(Component data from apps and pages)
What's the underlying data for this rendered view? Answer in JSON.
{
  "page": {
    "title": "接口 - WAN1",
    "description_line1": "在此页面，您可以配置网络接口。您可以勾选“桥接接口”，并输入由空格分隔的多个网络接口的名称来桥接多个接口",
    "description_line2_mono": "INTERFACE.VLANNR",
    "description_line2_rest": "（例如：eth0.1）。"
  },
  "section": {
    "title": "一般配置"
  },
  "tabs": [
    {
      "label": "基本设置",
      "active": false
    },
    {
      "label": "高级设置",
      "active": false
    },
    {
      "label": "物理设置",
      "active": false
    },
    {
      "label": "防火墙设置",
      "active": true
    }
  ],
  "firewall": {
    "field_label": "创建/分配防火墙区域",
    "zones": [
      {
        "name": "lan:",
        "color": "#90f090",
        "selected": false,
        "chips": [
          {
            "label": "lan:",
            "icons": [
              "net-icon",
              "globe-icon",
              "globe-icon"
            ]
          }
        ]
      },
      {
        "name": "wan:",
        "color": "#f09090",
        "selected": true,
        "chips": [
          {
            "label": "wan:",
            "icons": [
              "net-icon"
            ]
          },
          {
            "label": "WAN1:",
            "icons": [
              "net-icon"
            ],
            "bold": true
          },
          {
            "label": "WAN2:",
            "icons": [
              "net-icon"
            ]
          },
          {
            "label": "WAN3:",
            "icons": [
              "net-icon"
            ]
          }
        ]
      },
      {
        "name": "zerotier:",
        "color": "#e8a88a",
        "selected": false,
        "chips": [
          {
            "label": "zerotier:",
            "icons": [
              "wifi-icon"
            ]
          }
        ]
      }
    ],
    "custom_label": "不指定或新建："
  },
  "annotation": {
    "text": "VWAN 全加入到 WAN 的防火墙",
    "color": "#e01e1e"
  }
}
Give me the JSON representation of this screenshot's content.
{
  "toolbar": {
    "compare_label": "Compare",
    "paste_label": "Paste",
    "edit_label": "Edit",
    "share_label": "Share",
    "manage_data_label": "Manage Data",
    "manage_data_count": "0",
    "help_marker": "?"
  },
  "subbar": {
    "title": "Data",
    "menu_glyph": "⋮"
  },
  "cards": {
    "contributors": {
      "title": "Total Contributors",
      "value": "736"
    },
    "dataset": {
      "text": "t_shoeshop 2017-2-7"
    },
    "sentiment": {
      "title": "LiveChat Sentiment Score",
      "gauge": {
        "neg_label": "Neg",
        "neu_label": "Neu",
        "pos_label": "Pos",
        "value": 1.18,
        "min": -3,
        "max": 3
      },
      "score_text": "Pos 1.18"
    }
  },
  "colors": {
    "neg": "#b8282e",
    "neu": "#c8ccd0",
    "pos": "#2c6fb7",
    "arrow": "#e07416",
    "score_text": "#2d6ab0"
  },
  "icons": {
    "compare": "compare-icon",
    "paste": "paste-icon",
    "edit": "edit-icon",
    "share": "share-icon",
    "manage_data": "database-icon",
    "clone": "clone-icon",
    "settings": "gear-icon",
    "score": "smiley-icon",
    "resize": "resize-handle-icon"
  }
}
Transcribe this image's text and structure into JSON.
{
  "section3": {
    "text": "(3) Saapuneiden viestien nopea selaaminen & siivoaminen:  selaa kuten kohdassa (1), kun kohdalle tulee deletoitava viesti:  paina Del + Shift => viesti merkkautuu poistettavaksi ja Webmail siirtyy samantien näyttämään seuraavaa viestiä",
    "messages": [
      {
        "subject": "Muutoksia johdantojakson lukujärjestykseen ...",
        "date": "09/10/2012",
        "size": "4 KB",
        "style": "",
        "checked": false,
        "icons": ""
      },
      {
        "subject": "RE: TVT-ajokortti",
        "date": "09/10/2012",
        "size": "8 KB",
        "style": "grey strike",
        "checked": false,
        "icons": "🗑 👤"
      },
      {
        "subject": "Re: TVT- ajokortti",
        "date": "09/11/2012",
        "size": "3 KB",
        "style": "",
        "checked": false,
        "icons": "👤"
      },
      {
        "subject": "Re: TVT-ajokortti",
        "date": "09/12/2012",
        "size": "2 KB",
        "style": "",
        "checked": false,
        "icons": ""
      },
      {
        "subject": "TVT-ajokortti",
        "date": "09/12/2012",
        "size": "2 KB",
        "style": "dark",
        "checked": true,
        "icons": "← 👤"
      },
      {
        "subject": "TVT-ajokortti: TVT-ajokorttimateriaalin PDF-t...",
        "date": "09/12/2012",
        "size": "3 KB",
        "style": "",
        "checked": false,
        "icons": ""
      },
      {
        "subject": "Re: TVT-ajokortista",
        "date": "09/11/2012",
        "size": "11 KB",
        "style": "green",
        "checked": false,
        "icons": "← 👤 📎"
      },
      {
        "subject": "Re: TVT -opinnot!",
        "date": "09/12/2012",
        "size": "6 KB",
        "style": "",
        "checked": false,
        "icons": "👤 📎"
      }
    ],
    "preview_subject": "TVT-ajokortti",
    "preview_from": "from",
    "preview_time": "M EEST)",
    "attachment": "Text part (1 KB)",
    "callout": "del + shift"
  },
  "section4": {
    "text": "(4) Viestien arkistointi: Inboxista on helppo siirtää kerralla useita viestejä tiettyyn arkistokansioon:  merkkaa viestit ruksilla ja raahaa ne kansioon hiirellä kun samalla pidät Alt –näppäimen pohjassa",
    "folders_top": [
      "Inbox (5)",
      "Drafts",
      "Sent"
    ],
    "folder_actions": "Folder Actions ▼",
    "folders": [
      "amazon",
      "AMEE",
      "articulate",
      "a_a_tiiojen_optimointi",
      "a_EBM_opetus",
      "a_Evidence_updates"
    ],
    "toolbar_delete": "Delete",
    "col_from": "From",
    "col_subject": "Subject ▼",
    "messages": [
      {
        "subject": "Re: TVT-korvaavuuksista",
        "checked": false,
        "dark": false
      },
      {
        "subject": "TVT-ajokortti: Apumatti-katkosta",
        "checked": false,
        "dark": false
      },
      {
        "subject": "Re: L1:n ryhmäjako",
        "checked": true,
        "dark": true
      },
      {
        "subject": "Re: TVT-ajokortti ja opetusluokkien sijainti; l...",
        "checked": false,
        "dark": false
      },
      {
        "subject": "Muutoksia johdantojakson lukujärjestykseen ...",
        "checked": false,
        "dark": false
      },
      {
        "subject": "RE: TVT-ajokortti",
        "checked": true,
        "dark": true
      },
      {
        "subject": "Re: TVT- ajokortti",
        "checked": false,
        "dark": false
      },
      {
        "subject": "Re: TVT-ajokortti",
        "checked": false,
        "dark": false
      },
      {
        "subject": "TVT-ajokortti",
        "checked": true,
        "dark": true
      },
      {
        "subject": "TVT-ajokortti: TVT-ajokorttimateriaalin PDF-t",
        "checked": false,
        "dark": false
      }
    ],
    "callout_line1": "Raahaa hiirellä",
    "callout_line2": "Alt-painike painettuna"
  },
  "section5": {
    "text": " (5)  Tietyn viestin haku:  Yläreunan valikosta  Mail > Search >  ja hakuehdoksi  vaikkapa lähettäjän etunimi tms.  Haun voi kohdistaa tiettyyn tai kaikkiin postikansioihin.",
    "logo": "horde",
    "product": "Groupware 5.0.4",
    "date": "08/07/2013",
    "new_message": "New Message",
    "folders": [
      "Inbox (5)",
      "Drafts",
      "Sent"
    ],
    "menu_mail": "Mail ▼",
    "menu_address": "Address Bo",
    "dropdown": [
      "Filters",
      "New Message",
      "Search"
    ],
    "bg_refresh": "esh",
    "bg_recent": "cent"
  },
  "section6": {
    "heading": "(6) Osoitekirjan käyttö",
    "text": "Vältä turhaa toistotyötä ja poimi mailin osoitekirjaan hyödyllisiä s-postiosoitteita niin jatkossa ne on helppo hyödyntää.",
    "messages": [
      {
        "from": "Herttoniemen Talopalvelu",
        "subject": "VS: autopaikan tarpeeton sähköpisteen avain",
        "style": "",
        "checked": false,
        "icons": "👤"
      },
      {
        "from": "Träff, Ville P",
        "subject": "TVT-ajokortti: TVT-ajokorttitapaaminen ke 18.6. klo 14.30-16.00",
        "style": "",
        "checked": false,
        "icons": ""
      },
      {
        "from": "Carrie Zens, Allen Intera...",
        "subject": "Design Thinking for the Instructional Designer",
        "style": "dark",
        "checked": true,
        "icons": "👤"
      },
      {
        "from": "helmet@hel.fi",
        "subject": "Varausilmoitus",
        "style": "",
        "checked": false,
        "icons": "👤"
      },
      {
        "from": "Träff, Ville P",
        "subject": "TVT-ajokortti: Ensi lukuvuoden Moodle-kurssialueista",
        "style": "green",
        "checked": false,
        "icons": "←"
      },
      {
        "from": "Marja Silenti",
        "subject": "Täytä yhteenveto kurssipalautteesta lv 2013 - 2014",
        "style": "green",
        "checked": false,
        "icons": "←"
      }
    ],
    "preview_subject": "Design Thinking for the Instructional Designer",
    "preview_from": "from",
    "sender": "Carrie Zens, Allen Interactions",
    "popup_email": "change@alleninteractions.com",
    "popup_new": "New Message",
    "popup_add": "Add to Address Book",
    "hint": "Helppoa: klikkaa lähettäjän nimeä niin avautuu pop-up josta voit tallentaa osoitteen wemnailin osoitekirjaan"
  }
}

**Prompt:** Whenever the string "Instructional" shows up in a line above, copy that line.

**Answer to this exercise:**
        "subject": "Design Thinking for the Instructional Designer",
    "preview_subject": "Design Thinking for the Instructional Designer",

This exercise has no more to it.